### TASK REQUIREMENTS
Copy every line below that has the word "label" in it.

App and web page records:
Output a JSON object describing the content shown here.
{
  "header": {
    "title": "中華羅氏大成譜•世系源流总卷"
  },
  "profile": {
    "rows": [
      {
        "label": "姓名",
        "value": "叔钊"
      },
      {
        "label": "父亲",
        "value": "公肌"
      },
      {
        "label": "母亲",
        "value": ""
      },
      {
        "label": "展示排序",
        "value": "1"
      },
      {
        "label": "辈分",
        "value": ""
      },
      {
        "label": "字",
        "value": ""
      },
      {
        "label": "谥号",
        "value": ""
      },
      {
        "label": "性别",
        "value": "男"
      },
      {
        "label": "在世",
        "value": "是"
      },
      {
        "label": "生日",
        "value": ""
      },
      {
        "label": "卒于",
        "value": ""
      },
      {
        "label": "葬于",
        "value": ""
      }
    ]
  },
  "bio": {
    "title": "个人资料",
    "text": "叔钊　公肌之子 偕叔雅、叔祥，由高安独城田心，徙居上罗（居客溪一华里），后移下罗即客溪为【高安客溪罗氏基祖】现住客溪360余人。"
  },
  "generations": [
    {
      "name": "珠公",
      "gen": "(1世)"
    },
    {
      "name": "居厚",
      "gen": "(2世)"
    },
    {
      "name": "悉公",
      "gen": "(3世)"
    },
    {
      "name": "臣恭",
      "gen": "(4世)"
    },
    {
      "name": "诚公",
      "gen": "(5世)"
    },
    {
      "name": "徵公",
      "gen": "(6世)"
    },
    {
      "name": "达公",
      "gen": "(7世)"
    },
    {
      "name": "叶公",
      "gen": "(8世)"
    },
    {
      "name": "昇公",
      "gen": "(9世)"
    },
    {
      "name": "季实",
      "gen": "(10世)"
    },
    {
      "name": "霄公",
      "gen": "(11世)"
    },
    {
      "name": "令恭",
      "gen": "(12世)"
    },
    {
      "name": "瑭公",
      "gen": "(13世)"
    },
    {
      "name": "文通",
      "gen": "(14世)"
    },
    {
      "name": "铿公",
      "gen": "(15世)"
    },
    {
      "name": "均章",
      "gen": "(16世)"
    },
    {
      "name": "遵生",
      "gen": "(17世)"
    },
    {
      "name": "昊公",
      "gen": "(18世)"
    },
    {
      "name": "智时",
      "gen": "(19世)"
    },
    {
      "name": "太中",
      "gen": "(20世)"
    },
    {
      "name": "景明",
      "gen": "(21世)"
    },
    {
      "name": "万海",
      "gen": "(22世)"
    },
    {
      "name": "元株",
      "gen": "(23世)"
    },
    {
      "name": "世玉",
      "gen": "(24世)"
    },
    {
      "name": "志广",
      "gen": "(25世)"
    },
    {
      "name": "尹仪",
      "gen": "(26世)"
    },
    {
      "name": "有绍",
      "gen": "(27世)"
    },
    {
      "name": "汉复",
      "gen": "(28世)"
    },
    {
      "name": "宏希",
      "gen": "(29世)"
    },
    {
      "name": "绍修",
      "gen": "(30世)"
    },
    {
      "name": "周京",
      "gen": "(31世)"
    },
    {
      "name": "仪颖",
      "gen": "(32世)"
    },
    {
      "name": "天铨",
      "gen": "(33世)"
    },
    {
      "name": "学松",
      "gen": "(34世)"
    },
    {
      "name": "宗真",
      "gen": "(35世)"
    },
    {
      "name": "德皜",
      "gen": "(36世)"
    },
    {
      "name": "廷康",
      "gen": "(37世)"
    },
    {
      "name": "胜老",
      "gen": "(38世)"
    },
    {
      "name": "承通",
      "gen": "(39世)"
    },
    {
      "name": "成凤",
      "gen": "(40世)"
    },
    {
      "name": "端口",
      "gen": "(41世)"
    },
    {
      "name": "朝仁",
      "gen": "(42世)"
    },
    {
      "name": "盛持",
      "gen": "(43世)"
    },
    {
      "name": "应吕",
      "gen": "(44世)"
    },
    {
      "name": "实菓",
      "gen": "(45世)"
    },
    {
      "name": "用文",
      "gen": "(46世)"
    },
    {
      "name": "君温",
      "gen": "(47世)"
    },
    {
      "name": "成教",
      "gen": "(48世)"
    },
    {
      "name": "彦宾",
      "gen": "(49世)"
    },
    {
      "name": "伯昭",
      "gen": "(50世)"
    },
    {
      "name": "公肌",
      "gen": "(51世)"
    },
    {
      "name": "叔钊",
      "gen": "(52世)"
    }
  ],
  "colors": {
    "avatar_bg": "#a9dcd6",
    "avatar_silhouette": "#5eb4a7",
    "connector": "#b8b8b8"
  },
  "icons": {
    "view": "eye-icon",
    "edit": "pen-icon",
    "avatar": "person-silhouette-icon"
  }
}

### REPLY TO THE EXERCISE
        "label": "姓名",
        "label": "父亲",
        "label": "母亲",
        "label": "展示排序",
        "label": "辈分",
        "label": "字",
        "label": "谥号",
        "label": "性别",
        "label": "在世",
        "label": "生日",
        "label": "卒于",
        "label": "葬于",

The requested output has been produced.